• Supplied material:
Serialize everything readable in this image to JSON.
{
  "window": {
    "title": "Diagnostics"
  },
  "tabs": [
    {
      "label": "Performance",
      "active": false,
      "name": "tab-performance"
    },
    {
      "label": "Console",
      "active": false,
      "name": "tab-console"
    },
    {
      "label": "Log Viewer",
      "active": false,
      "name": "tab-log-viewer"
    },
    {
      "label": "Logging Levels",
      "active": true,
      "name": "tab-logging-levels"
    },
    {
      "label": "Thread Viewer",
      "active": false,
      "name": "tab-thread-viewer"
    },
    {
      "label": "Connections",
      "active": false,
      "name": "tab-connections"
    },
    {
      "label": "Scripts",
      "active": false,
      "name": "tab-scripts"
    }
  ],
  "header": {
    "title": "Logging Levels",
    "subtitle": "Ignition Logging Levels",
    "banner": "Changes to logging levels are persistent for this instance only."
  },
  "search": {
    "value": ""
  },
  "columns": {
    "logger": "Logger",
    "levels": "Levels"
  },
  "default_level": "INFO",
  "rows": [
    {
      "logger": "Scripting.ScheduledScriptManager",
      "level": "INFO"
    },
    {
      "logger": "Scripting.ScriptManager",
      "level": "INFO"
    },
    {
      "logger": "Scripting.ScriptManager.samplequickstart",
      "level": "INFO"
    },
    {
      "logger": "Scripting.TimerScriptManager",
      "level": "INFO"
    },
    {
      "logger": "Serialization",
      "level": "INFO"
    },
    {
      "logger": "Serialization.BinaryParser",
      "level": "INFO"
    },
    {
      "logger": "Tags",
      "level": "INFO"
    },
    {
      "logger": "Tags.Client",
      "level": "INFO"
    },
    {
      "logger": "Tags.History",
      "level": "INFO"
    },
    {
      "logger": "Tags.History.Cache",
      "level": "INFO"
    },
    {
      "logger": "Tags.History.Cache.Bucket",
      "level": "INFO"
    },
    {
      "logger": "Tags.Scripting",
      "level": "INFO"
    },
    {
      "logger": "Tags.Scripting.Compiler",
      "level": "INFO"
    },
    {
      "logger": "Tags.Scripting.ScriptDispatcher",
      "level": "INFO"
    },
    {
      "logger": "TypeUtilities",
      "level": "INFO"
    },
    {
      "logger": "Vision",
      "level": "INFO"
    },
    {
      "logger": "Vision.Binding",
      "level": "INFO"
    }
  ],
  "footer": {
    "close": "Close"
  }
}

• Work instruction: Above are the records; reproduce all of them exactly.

• Output for this exercise:
Serialize everything readable in this image to JSON.
{
  "window": {
    "title": "Diagnostics"
  },
  "tabs": [
    {
      "label": "Performance",
      "active": false,
      "name": "tab-performance"
    },
    {
      "label": "Console",
      "active": false,
      "name": "tab-console"
    },
    {
      "label": "Log Viewer",
      "active": false,
      "name": "tab-log-viewer"
    },
    {
      "label": "Logging Levels",
      "active": true,
      "name": "tab-logging-levels"
    },
    {
      "label": "Thread Viewer",
      "active": false,
      "name": "tab-thread-viewer"
    },
    {
      "label": "Connections",
      "active": false,
      "name": "tab-connections"
    },
    {
      "label": "Scripts",
      "active": false,
      "name": "tab-scripts"
    }
  ],
  "header": {
    "title": "Logging Levels",
    "subtitle": "Ignition Logging Levels",
    "banner": "Changes to logging levels are persistent for this instance only."
  },
  "search": {
    "value": ""
  },
  "columns": {
    "logger": "Logger",
    "levels": "Levels"
  },
  "default_level": "INFO",
  "rows": [
    {
      "logger": "Scripting.ScheduledScriptManager",
      "level": "INFO"
    },
    {
      "logger": "Scripting.ScriptManager",
      "level": "INFO"
    },
    {
      "logger": "Scripting.ScriptManager.samplequickstart",
      "level": "INFO"
    },
    {
      "logger": "Scripting.TimerScriptManager",
      "level": "INFO"
    },
    {
      "logger": "Serialization",
      "level": "INFO"
    },
    {
      "logger": "Serialization.BinaryParser",
      "level": "INFO"
    },
    {
      "logger": "Tags",
      "level": "INFO"
    },
    {
      "logger": "Tags.Client",
      "level": "INFO"
    },
    {
      "logger": "Tags.History",
      "level": "INFO"
    },
    {
      "logger": "Tags.History.Cache",
      "level": "INFO"
    },
    {
      "logger": "Tags.History.Cache.Bucket",
      "level": "INFO"
    },
    {
      "logger": "Tags.Scripting",
      "level": "INFO"
    },
    {
      "logger": "Tags.Scripting.Compiler",
      "level": "INFO"
    },
    {
      "logger": "Tags.Scripting.ScriptDispatcher",
      "level": "INFO"
    },
    {
      "logger": "TypeUtilities",
      "level": "INFO"
    },
    {
      "logger": "Vision",
      "level": "INFO"
    },
    {
      "logger": "Vision.Binding",
      "level": "INFO"
    }
  ],
  "footer": {
    "close": "Close"
  }
}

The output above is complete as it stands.